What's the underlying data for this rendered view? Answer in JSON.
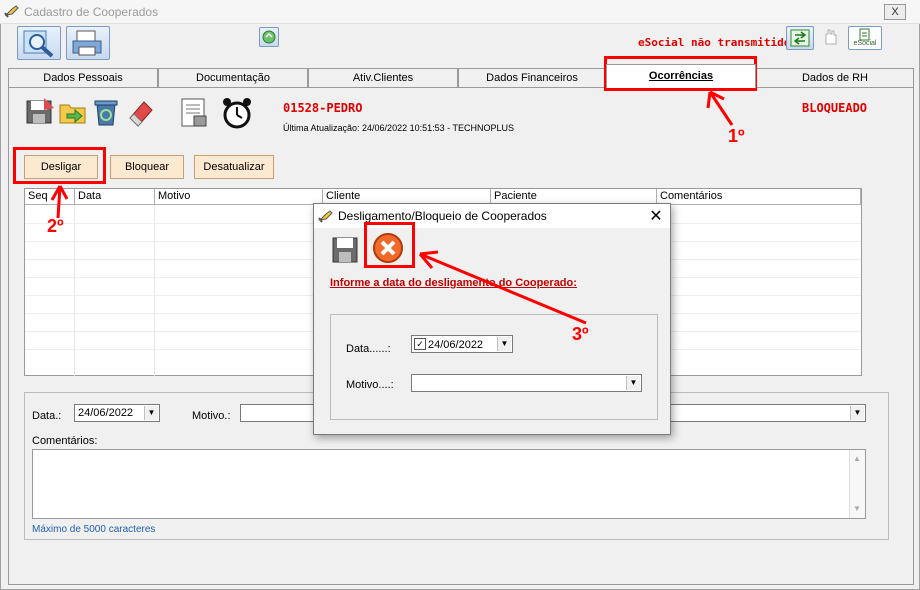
{
  "window": {
    "title": "Cadastro de Cooperados",
    "close_label": "X"
  },
  "toolbar": {
    "esocial_warning": "eSocial não transmitido",
    "esocial_label": "eSocial"
  },
  "tabs": [
    {
      "label": "Dados Pessoais"
    },
    {
      "label": "Documentação"
    },
    {
      "label": "Ativ.Clientes"
    },
    {
      "label": "Dados Financeiros"
    },
    {
      "label": "Ocorrências"
    },
    {
      "label": "Dados de RH"
    }
  ],
  "cooperado": {
    "name": "01528-PEDRO",
    "last_update": "Última Atualização: 24/06/2022 10:51:53 - TECHNOPLUS",
    "status": "BLOQUEADO"
  },
  "actions": {
    "desligar": "Desligar",
    "bloquear": "Bloquear",
    "desatualizar": "Desatualizar"
  },
  "grid": {
    "columns": [
      "Seq",
      "Data",
      "Motivo",
      "Cliente",
      "Paciente",
      "Comentários"
    ]
  },
  "detail": {
    "data_label": "Data.:",
    "data_value": "24/06/2022",
    "motivo_label": "Motivo.:",
    "comentarios_label": "Comentários:",
    "max_chars": "Máximo de 5000 caracteres"
  },
  "dialog": {
    "title": "Desligamento/Bloqueio de Cooperados",
    "close": "✕",
    "instruction": "Informe a data do desligamento do Cooperado:",
    "data_label": "Data......:",
    "data_value": "24/06/2022",
    "check": "✓",
    "motivo_label": "Motivo....:"
  },
  "annotations": {
    "step1": "1º",
    "step2": "2º",
    "step3": "3º"
  },
  "colors": {
    "alert_red": "#e00000",
    "annotation_red": "#ff0000",
    "button_bg": "#fde9d0",
    "link_blue": "#1f5fb0"
  }
}
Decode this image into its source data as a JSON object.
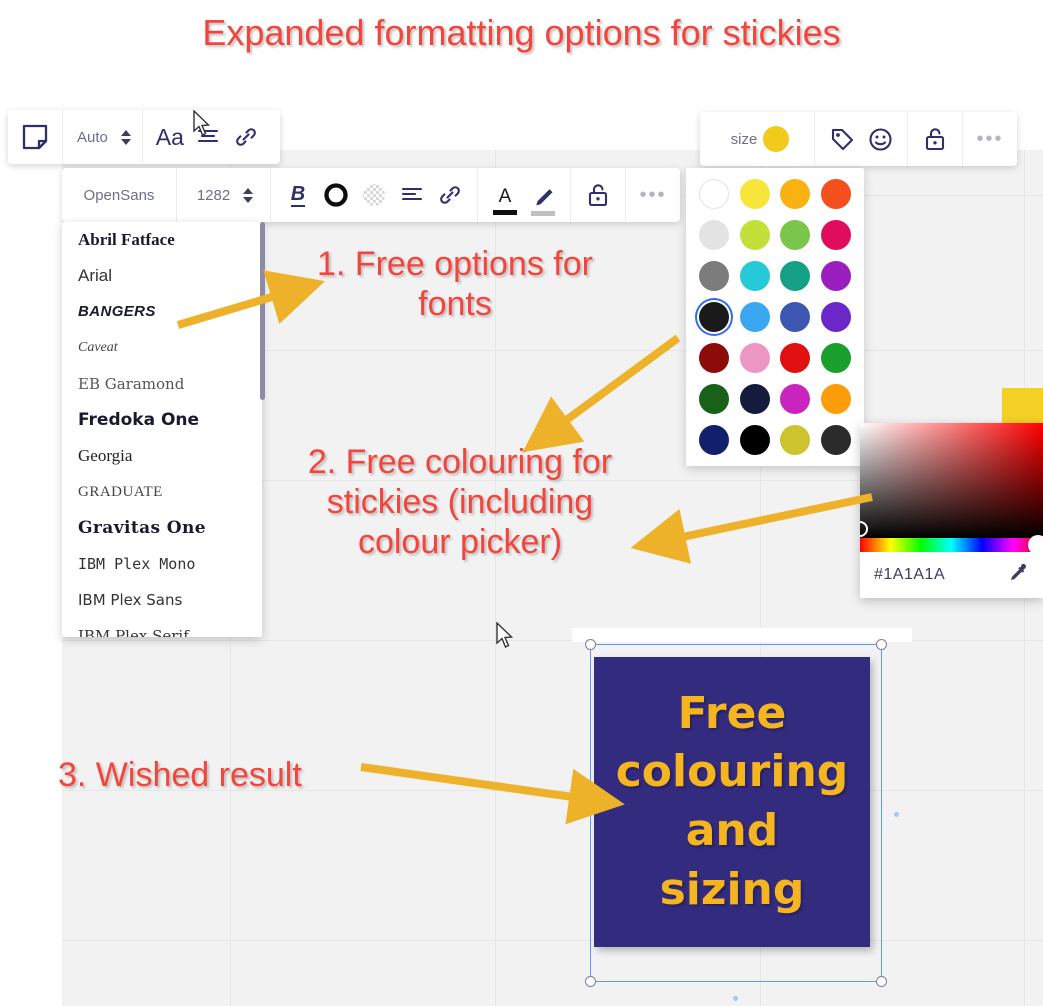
{
  "headline": "Expanded formatting options for stickies",
  "toolbars": {
    "shape_toolbar": {
      "sticky_icon": "sticky-note-icon",
      "size_value": "Auto",
      "font_size_icon": "Aa",
      "align_icon": "align-icon",
      "link_icon": "link-icon"
    },
    "text_toolbar": {
      "font_name": "OpenSans",
      "font_size": "1282",
      "bold_label": "B",
      "outline_icon": "circle-outline-icon",
      "transparency_icon": "checkerboard-transparency-icon",
      "align_icon": "align-left-icon",
      "link_icon": "link-icon",
      "text_color_label": "A",
      "highlighter_icon": "pencil-highlighter-icon",
      "lock_icon": "lock-open-icon",
      "more_icon": "more-options-icon"
    },
    "sticky_toolbar": {
      "size_label": "size",
      "size_swatch_color": "#f2ca1b",
      "tag_icon": "tag-icon",
      "emoji_icon": "emoji-smiley-icon",
      "lock_icon": "lock-open-icon",
      "more_icon": "more-options-icon"
    }
  },
  "font_menu": {
    "items": [
      {
        "label": "Abril Fatface",
        "style": "f-abril"
      },
      {
        "label": "Arial",
        "style": "f-arial"
      },
      {
        "label": "BANGERS",
        "style": "f-bangers"
      },
      {
        "label": "Caveat",
        "style": "f-caveat"
      },
      {
        "label": "EB Garamond",
        "style": "f-garamond"
      },
      {
        "label": "Fredoka One",
        "style": "f-fredoka"
      },
      {
        "label": "Georgia",
        "style": "f-georgia"
      },
      {
        "label": "GRADUATE",
        "style": "f-graduate"
      },
      {
        "label": "Gravitas One",
        "style": "f-gravitas"
      },
      {
        "label": "IBM Plex Mono",
        "style": "f-plexmono"
      },
      {
        "label": "IBM Plex Sans",
        "style": "f-plexsans"
      },
      {
        "label": "IBM Plex Serif",
        "style": "f-plexserif"
      }
    ]
  },
  "palette": {
    "selected_index": 12,
    "swatches": [
      "#ffffff",
      "#f7e53b",
      "#f9b212",
      "#f4501e",
      "#e3e3e3",
      "#c3e03a",
      "#7bc54b",
      "#e00d5f",
      "#7c7c7c",
      "#26c9d8",
      "#14a085",
      "#9b1fbe",
      "#1a1a1a",
      "#3ba7f0",
      "#3d56b2",
      "#6c27c9",
      "#8c0b0b",
      "#ec96c2",
      "#e01010",
      "#1a9e2c",
      "#186118",
      "#141b3d",
      "#c925be",
      "#fc9c06",
      "#12206b",
      "#000000",
      "#cbc42f",
      "#2b2b2b"
    ]
  },
  "color_picker": {
    "hex_value": "#1A1A1A",
    "eyedropper_icon": "eyedropper-icon",
    "hue": "red"
  },
  "result_sticky": {
    "text": "Free colouring and sizing",
    "background_color": "#332b7d",
    "text_color": "#f5b521"
  },
  "annotations": {
    "one": "1. Free options for fonts",
    "two": "2. Free colouring for stickies (including colour picker)",
    "three": "3. Wished result"
  },
  "mini_sticky": {
    "color": "#f2d024"
  }
}
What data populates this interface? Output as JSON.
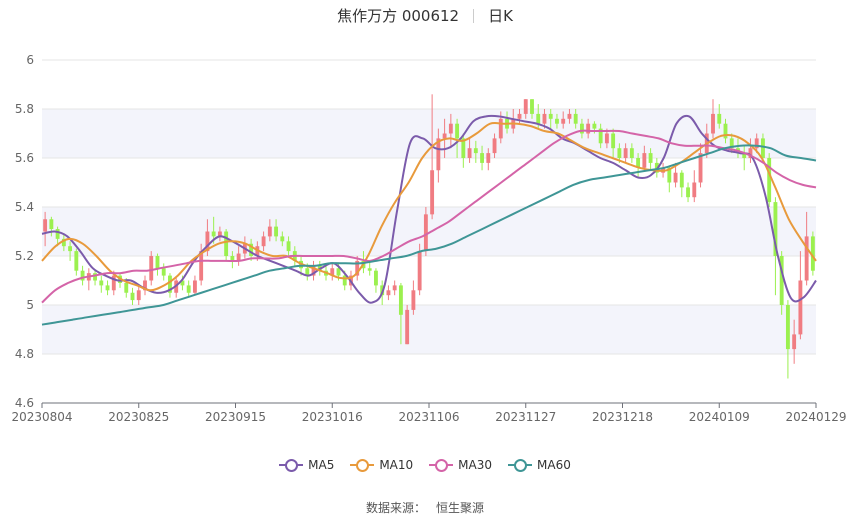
{
  "header": {
    "stock": "焦作万方 000612",
    "period": "日K"
  },
  "source": {
    "label": "数据来源：",
    "value": "恒生聚源"
  },
  "colors": {
    "up": "#f07c82",
    "down": "#9bf04f",
    "MA5": "#7b5bab",
    "MA10": "#e89a3c",
    "MA30": "#d464a8",
    "MA60": "#3f9696",
    "band": "#f3f4fb",
    "grid": "#e6e6e6"
  },
  "chart_data": {
    "type": "candlestick",
    "title": "焦作万方 000612 日K",
    "ylim": [
      4.6,
      6
    ],
    "yticks": [
      "6",
      "5.8",
      "5.6",
      "5.4",
      "5.2",
      "5",
      "4.8",
      "4.6"
    ],
    "xticks": [
      "20230804",
      "20230825",
      "20230915",
      "20231016",
      "20231106",
      "20231127",
      "20231218",
      "20240109",
      "20240129"
    ],
    "candles": [
      [
        5.3,
        5.35,
        5.24,
        5.38
      ],
      [
        5.35,
        5.31,
        5.28,
        5.36
      ],
      [
        5.31,
        5.27,
        5.24,
        5.32
      ],
      [
        5.27,
        5.24,
        5.22,
        5.29
      ],
      [
        5.24,
        5.22,
        5.18,
        5.26
      ],
      [
        5.22,
        5.14,
        5.12,
        5.23
      ],
      [
        5.14,
        5.1,
        5.08,
        5.16
      ],
      [
        5.1,
        5.13,
        5.06,
        5.15
      ],
      [
        5.13,
        5.1,
        5.08,
        5.14
      ],
      [
        5.1,
        5.08,
        5.05,
        5.12
      ],
      [
        5.08,
        5.06,
        5.04,
        5.1
      ],
      [
        5.06,
        5.12,
        5.04,
        5.14
      ],
      [
        5.12,
        5.09,
        5.07,
        5.13
      ],
      [
        5.09,
        5.05,
        5.03,
        5.11
      ],
      [
        5.05,
        5.02,
        5.0,
        5.07
      ],
      [
        5.02,
        5.06,
        5.0,
        5.08
      ],
      [
        5.06,
        5.1,
        5.04,
        5.12
      ],
      [
        5.1,
        5.2,
        5.08,
        5.22
      ],
      [
        5.2,
        5.15,
        5.12,
        5.21
      ],
      [
        5.15,
        5.12,
        5.1,
        5.17
      ],
      [
        5.12,
        5.05,
        5.03,
        5.13
      ],
      [
        5.05,
        5.1,
        5.03,
        5.11
      ],
      [
        5.1,
        5.08,
        5.06,
        5.12
      ],
      [
        5.08,
        5.05,
        5.03,
        5.1
      ],
      [
        5.05,
        5.1,
        5.04,
        5.12
      ],
      [
        5.1,
        5.22,
        5.08,
        5.25
      ],
      [
        5.22,
        5.3,
        5.2,
        5.35
      ],
      [
        5.3,
        5.28,
        5.25,
        5.36
      ],
      [
        5.28,
        5.3,
        5.26,
        5.32
      ],
      [
        5.3,
        5.2,
        5.18,
        5.31
      ],
      [
        5.2,
        5.18,
        5.15,
        5.22
      ],
      [
        5.18,
        5.21,
        5.16,
        5.24
      ],
      [
        5.21,
        5.25,
        5.19,
        5.28
      ],
      [
        5.25,
        5.2,
        5.18,
        5.27
      ],
      [
        5.2,
        5.24,
        5.18,
        5.26
      ],
      [
        5.24,
        5.28,
        5.22,
        5.3
      ],
      [
        5.28,
        5.32,
        5.26,
        5.35
      ],
      [
        5.32,
        5.28,
        5.26,
        5.35
      ],
      [
        5.28,
        5.26,
        5.24,
        5.3
      ],
      [
        5.26,
        5.22,
        5.2,
        5.28
      ],
      [
        5.22,
        5.18,
        5.16,
        5.24
      ],
      [
        5.18,
        5.15,
        5.12,
        5.2
      ],
      [
        5.15,
        5.12,
        5.1,
        5.17
      ],
      [
        5.12,
        5.16,
        5.1,
        5.18
      ],
      [
        5.16,
        5.14,
        5.12,
        5.18
      ],
      [
        5.14,
        5.12,
        5.1,
        5.16
      ],
      [
        5.12,
        5.15,
        5.1,
        5.17
      ],
      [
        5.15,
        5.12,
        5.1,
        5.17
      ],
      [
        5.12,
        5.08,
        5.06,
        5.14
      ],
      [
        5.08,
        5.12,
        5.06,
        5.14
      ],
      [
        5.12,
        5.18,
        5.1,
        5.2
      ],
      [
        5.18,
        5.15,
        5.13,
        5.22
      ],
      [
        5.15,
        5.14,
        5.12,
        5.18
      ],
      [
        5.14,
        5.08,
        5.05,
        5.15
      ],
      [
        5.08,
        5.04,
        5.0,
        5.1
      ],
      [
        5.04,
        5.06,
        5.02,
        5.08
      ],
      [
        5.06,
        5.08,
        5.04,
        5.1
      ],
      [
        5.08,
        4.96,
        4.84,
        5.09
      ],
      [
        4.84,
        4.98,
        4.84,
        5.0
      ],
      [
        4.98,
        5.06,
        4.96,
        5.1
      ],
      [
        5.06,
        5.22,
        5.04,
        5.25
      ],
      [
        5.22,
        5.37,
        5.2,
        5.4
      ],
      [
        5.37,
        5.55,
        5.35,
        5.86
      ],
      [
        5.55,
        5.68,
        5.5,
        5.72
      ],
      [
        5.68,
        5.7,
        5.6,
        5.76
      ],
      [
        5.7,
        5.74,
        5.64,
        5.78
      ],
      [
        5.74,
        5.68,
        5.6,
        5.76
      ],
      [
        5.68,
        5.6,
        5.56,
        5.7
      ],
      [
        5.6,
        5.64,
        5.58,
        5.68
      ],
      [
        5.64,
        5.62,
        5.58,
        5.67
      ],
      [
        5.62,
        5.58,
        5.55,
        5.65
      ],
      [
        5.58,
        5.62,
        5.55,
        5.64
      ],
      [
        5.62,
        5.68,
        5.6,
        5.7
      ],
      [
        5.68,
        5.76,
        5.66,
        5.79
      ],
      [
        5.76,
        5.72,
        5.7,
        5.79
      ],
      [
        5.72,
        5.76,
        5.7,
        5.8
      ],
      [
        5.76,
        5.78,
        5.74,
        5.8
      ],
      [
        5.78,
        5.84,
        5.76,
        5.84
      ],
      [
        5.84,
        5.78,
        5.76,
        5.84
      ],
      [
        5.78,
        5.74,
        5.72,
        5.82
      ],
      [
        5.74,
        5.78,
        5.72,
        5.8
      ],
      [
        5.78,
        5.76,
        5.72,
        5.8
      ],
      [
        5.76,
        5.74,
        5.72,
        5.78
      ],
      [
        5.74,
        5.76,
        5.72,
        5.79
      ],
      [
        5.76,
        5.78,
        5.74,
        5.8
      ],
      [
        5.78,
        5.74,
        5.72,
        5.8
      ],
      [
        5.74,
        5.7,
        5.68,
        5.76
      ],
      [
        5.7,
        5.74,
        5.68,
        5.76
      ],
      [
        5.74,
        5.72,
        5.7,
        5.75
      ],
      [
        5.72,
        5.66,
        5.64,
        5.74
      ],
      [
        5.66,
        5.7,
        5.64,
        5.72
      ],
      [
        5.7,
        5.64,
        5.6,
        5.72
      ],
      [
        5.64,
        5.6,
        5.58,
        5.66
      ],
      [
        5.6,
        5.64,
        5.58,
        5.66
      ],
      [
        5.64,
        5.6,
        5.58,
        5.66
      ],
      [
        5.6,
        5.56,
        5.52,
        5.62
      ],
      [
        5.56,
        5.62,
        5.55,
        5.65
      ],
      [
        5.62,
        5.58,
        5.55,
        5.64
      ],
      [
        5.58,
        5.54,
        5.52,
        5.6
      ],
      [
        5.54,
        5.56,
        5.52,
        5.58
      ],
      [
        5.56,
        5.5,
        5.46,
        5.57
      ],
      [
        5.5,
        5.54,
        5.48,
        5.58
      ],
      [
        5.54,
        5.48,
        5.44,
        5.55
      ],
      [
        5.48,
        5.44,
        5.42,
        5.5
      ],
      [
        5.44,
        5.5,
        5.42,
        5.55
      ],
      [
        5.5,
        5.62,
        5.48,
        5.66
      ],
      [
        5.62,
        5.7,
        5.6,
        5.74
      ],
      [
        5.7,
        5.78,
        5.68,
        5.84
      ],
      [
        5.78,
        5.74,
        5.72,
        5.82
      ],
      [
        5.74,
        5.68,
        5.66,
        5.76
      ],
      [
        5.68,
        5.64,
        5.62,
        5.7
      ],
      [
        5.64,
        5.62,
        5.6,
        5.68
      ],
      [
        5.62,
        5.6,
        5.55,
        5.65
      ],
      [
        5.6,
        5.64,
        5.58,
        5.68
      ],
      [
        5.64,
        5.68,
        5.62,
        5.7
      ],
      [
        5.68,
        5.6,
        5.58,
        5.7
      ],
      [
        5.6,
        5.42,
        5.4,
        5.62
      ],
      [
        5.42,
        5.2,
        5.04,
        5.44
      ],
      [
        5.2,
        5.0,
        4.96,
        5.22
      ],
      [
        5.0,
        4.82,
        4.7,
        5.02
      ],
      [
        4.82,
        4.88,
        4.76,
        4.94
      ],
      [
        4.88,
        5.1,
        4.86,
        5.22
      ],
      [
        5.1,
        5.28,
        5.08,
        5.38
      ],
      [
        5.28,
        5.14,
        5.12,
        5.3
      ]
    ],
    "series": [
      {
        "name": "MA5",
        "values": [
          5.29,
          5.3,
          5.28,
          5.22,
          5.15,
          5.12,
          5.1,
          5.1,
          5.07,
          5.05,
          5.06,
          5.1,
          5.18,
          5.24,
          5.28,
          5.26,
          5.23,
          5.2,
          5.18,
          5.16,
          5.14,
          5.12,
          5.15,
          5.17,
          5.12,
          5.05,
          5.01,
          5.08,
          5.39,
          5.66,
          5.68,
          5.64,
          5.64,
          5.68,
          5.75,
          5.77,
          5.77,
          5.76,
          5.75,
          5.74,
          5.72,
          5.68,
          5.66,
          5.63,
          5.6,
          5.58,
          5.55,
          5.52,
          5.53,
          5.6,
          5.74,
          5.77,
          5.7,
          5.65,
          5.63,
          5.62,
          5.6,
          5.45,
          5.2,
          5.03,
          5.03,
          5.1
        ]
      },
      {
        "name": "MA10",
        "values": [
          5.18,
          5.24,
          5.27,
          5.25,
          5.2,
          5.14,
          5.1,
          5.08,
          5.06,
          5.08,
          5.12,
          5.18,
          5.22,
          5.25,
          5.26,
          5.25,
          5.22,
          5.2,
          5.2,
          5.17,
          5.15,
          5.13,
          5.11,
          5.12,
          5.2,
          5.32,
          5.42,
          5.5,
          5.6,
          5.66,
          5.68,
          5.67,
          5.7,
          5.74,
          5.74,
          5.74,
          5.73,
          5.71,
          5.7,
          5.67,
          5.64,
          5.62,
          5.6,
          5.58,
          5.56,
          5.55,
          5.55,
          5.58,
          5.62,
          5.66,
          5.69,
          5.69,
          5.66,
          5.6,
          5.48,
          5.35,
          5.26,
          5.18
        ]
      },
      {
        "name": "MA30",
        "values": [
          5.01,
          5.06,
          5.09,
          5.11,
          5.12,
          5.13,
          5.13,
          5.14,
          5.14,
          5.15,
          5.16,
          5.17,
          5.18,
          5.18,
          5.18,
          5.18,
          5.19,
          5.19,
          5.19,
          5.2,
          5.2,
          5.2,
          5.2,
          5.2,
          5.19,
          5.18,
          5.2,
          5.23,
          5.26,
          5.28,
          5.31,
          5.34,
          5.38,
          5.42,
          5.46,
          5.5,
          5.54,
          5.58,
          5.62,
          5.66,
          5.69,
          5.71,
          5.71,
          5.71,
          5.71,
          5.7,
          5.69,
          5.68,
          5.66,
          5.65,
          5.65,
          5.65,
          5.64,
          5.63,
          5.61,
          5.58,
          5.54,
          5.51,
          5.49,
          5.48
        ]
      },
      {
        "name": "MA60",
        "values": [
          4.92,
          4.93,
          4.94,
          4.95,
          4.96,
          4.97,
          4.98,
          4.99,
          5.0,
          5.02,
          5.04,
          5.06,
          5.08,
          5.1,
          5.12,
          5.14,
          5.15,
          5.16,
          5.16,
          5.17,
          5.17,
          5.17,
          5.18,
          5.19,
          5.2,
          5.22,
          5.23,
          5.25,
          5.28,
          5.31,
          5.34,
          5.37,
          5.4,
          5.43,
          5.46,
          5.49,
          5.51,
          5.52,
          5.53,
          5.54,
          5.55,
          5.56,
          5.58,
          5.6,
          5.62,
          5.64,
          5.65,
          5.65,
          5.64,
          5.61,
          5.6,
          5.59
        ]
      }
    ]
  }
}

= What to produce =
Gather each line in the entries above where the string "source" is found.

= Reply =
Decode this image into its source data as a JSON object.
  "source": {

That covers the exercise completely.